2. To tell the world the truth
When you only tell the truth, you start earning trust, as journalists, our mission is to tell the truth.
3. To make you laugh
We want to make you laugh, chuckle, smirk, grin or smile as we try to find the upside of life in the face of all the evil around us.

The Power Flex yoga pant from 90 Degree by Reflex is the ideal combination of fashion, function, and performance. Our fabric is designed to contour perfectly to your body, giving you a streamlined look. We've created the perfect fabric at the perfect These Power Flex Pants are perfect for yoga, pilates, running, or any type of exercise or fitness-related activities. You can also go from the gym to running errands - all while being comfortable and stylish.
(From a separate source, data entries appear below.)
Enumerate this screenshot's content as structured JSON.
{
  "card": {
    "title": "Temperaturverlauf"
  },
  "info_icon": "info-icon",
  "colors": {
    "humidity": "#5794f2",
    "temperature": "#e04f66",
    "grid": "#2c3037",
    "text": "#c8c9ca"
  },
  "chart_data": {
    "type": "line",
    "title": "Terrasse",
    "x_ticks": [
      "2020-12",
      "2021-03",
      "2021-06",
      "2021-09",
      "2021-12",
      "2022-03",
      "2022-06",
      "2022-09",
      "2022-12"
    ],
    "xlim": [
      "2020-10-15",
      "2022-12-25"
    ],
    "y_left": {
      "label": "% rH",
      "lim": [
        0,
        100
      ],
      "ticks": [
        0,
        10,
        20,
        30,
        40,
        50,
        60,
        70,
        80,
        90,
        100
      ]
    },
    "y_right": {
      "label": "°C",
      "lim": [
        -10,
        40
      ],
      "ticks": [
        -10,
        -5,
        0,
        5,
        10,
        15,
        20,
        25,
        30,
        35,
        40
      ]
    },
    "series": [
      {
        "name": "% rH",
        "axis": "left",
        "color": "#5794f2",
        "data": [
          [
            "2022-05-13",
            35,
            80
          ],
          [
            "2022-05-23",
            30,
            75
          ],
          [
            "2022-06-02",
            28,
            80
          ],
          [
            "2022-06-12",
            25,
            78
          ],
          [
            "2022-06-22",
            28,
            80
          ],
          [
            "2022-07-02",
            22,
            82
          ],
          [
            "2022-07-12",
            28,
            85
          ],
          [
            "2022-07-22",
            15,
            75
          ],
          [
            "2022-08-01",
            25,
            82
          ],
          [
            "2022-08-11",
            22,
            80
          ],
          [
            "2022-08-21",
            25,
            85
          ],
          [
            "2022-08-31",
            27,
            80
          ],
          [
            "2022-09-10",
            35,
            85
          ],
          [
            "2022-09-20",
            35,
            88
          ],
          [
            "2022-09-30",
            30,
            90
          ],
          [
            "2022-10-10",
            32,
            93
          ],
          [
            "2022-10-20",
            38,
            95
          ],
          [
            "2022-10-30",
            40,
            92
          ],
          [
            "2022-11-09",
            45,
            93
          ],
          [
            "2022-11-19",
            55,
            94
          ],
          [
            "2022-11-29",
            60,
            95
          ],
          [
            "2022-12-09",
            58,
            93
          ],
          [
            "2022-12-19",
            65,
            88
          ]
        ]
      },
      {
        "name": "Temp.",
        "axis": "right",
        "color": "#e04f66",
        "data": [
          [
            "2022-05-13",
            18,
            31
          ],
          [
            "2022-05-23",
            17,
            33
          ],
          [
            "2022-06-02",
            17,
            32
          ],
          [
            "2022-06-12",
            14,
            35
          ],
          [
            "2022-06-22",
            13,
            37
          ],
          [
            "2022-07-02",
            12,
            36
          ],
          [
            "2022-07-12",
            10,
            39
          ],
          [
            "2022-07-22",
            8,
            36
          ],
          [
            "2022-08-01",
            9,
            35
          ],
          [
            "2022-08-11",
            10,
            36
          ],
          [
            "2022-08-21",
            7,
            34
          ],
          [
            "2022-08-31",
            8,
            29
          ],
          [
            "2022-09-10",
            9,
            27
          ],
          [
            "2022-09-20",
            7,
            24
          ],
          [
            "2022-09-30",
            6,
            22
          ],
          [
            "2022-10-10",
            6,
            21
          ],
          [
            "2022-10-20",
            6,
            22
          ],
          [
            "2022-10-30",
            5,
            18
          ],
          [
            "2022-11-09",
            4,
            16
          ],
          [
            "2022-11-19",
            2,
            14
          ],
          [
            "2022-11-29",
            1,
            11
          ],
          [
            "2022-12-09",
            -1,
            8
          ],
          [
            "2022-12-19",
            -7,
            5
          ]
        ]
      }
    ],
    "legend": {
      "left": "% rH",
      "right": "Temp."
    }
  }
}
Pairs well with our famous Power Flex Tan.

Bola24 adalah agen bola sbobet indonesia terpercaya

Situs bandarq indoqq dan aduq online terbaik di Indonesia

Tüvtürk randevu alma telefonla araç muayene randevusu almak için online hizmet tüvtürk araç muayene randevu istanbul ankara bursa izmir antalya telefonla randevu online web sitesi üzerinden başvuru yapınız Tüvtürk araç muayene randevu aldıktan sonra veya katma değerli 0888 233 0666 servis numaramızı dilediğiniz saatte çevirip çağrı